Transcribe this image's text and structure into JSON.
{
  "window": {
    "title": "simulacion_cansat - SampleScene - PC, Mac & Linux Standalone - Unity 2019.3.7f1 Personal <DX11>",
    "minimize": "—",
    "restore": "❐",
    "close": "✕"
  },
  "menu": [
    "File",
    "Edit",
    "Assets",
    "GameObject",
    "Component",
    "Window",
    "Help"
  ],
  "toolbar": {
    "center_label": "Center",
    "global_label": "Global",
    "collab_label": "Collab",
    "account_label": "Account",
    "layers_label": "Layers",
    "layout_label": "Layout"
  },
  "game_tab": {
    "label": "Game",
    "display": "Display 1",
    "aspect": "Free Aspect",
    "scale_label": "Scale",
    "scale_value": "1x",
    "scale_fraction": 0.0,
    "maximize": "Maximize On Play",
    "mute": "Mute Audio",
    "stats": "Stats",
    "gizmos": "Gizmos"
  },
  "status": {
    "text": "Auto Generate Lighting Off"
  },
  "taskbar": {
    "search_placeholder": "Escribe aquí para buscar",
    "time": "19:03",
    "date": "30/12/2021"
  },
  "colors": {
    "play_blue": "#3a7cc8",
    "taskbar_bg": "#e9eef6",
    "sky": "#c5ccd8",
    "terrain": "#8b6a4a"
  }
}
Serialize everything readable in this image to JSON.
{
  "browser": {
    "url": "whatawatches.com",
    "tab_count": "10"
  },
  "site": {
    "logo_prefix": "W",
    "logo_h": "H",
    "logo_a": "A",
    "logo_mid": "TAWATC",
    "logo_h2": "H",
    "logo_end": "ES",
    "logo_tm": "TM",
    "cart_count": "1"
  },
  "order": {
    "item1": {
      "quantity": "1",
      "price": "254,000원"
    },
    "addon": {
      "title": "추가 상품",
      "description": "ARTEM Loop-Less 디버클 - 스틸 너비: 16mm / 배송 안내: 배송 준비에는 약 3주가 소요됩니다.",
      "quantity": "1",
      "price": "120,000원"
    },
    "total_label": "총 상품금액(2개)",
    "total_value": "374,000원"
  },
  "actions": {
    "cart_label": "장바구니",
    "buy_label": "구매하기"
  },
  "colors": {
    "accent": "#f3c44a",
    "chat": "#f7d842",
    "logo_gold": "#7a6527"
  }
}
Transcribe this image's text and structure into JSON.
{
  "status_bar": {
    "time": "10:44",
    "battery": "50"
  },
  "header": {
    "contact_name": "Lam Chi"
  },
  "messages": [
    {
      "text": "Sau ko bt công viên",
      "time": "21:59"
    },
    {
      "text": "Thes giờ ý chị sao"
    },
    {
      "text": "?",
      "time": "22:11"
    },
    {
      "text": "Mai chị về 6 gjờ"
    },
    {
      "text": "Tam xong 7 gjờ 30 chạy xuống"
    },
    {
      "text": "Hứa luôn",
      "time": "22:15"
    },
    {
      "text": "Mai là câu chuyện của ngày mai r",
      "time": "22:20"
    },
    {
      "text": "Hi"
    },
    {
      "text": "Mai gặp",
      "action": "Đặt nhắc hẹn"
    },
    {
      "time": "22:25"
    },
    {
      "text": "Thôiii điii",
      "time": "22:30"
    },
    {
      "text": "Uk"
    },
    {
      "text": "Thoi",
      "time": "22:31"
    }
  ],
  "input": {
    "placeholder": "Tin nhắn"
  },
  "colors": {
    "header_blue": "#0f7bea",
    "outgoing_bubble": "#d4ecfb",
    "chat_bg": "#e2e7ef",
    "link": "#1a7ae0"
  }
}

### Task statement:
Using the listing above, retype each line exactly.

### Answer space:
Transcribe this image's text and structure into JSON.
{
  "window": {
    "title": "simulacion_cansat - SampleScene - PC, Mac & Linux Standalone - Unity 2019.3.7f1 Personal <DX11>",
    "minimize": "—",
    "restore": "❐",
    "close": "✕"
  },
  "menu": [
    "File",
    "Edit",
    "Assets",
    "GameObject",
    "Component",
    "Window",
    "Help"
  ],
  "toolbar": {
    "center_label": "Center",
    "global_label": "Global",
    "collab_label": "Collab",
    "account_label": "Account",
    "layers_label": "Layers",
    "layout_label": "Layout"
  },
  "game_tab": {
    "label": "Game",
    "display": "Display 1",
    "aspect": "Free Aspect",
    "scale_label": "Scale",
    "scale_value": "1x",
    "scale_fraction": 0.0,
    "maximize": "Maximize On Play",
    "mute": "Mute Audio",
    "stats": "Stats",
    "gizmos": "Gizmos"
  },
  "status": {
    "text": "Auto Generate Lighting Off"
  },
  "taskbar": {
    "search_placeholder": "Escribe aquí para buscar",
    "time": "19:03",
    "date": "30/12/2021"
  },
  "colors": {
    "play_blue": "#3a7cc8",
    "taskbar_bg": "#e9eef6",
    "sky": "#c5ccd8",
    "terrain": "#8b6a4a"
  }
}
Serialize everything readable in this image to JSON.
{
  "browser": {
    "url": "whatawatches.com",
    "tab_count": "10"
  },
  "site": {
    "logo_prefix": "W",
    "logo_h": "H",
    "logo_a": "A",
    "logo_mid": "TAWATC",
    "logo_h2": "H",
    "logo_end": "ES",
    "logo_tm": "TM",
    "cart_count": "1"
  },
  "order": {
    "item1": {
      "quantity": "1",
      "price": "254,000원"
    },
    "addon": {
      "title": "추가 상품",
      "description": "ARTEM Loop-Less 디버클 - 스틸 너비: 16mm / 배송 안내: 배송 준비에는 약 3주가 소요됩니다.",
      "quantity": "1",
      "price": "120,000원"
    },
    "total_label": "총 상품금액(2개)",
    "total_value": "374,000원"
  },
  "actions": {
    "cart_label": "장바구니",
    "buy_label": "구매하기"
  },
  "colors": {
    "accent": "#f3c44a",
    "chat": "#f7d842",
    "logo_gold": "#7a6527"
  }
}
Transcribe this image's text and structure into JSON.
{
  "status_bar": {
    "time": "10:44",
    "battery": "50"
  },
  "header": {
    "contact_name": "Lam Chi"
  },
  "messages": [
    {
      "text": "Sau ko bt công viên",
      "time": "21:59"
    },
    {
      "text": "Thes giờ ý chị sao"
    },
    {
      "text": "?",
      "time": "22:11"
    },
    {
      "text": "Mai chị về 6 gjờ"
    },
    {
      "text": "Tam xong 7 gjờ 30 chạy xuống"
    },
    {
      "text": "Hứa luôn",
      "time": "22:15"
    },
    {
      "text": "Mai là câu chuyện của ngày mai r",
      "time": "22:20"
    },
    {
      "text": "Hi"
    },
    {
      "text": "Mai gặp",
      "action": "Đặt nhắc hẹn"
    },
    {
      "time": "22:25"
    },
    {
      "text": "Thôiii điii",
      "time": "22:30"
    },
    {
      "text": "Uk"
    },
    {
      "text": "Thoi",
      "time": "22:31"
    }
  ],
  "input": {
    "placeholder": "Tin nhắn"
  },
  "colors": {
    "header_blue": "#0f7bea",
    "outgoing_bubble": "#d4ecfb",
    "chat_bg": "#e2e7ef",
    "link": "#1a7ae0"
  }
}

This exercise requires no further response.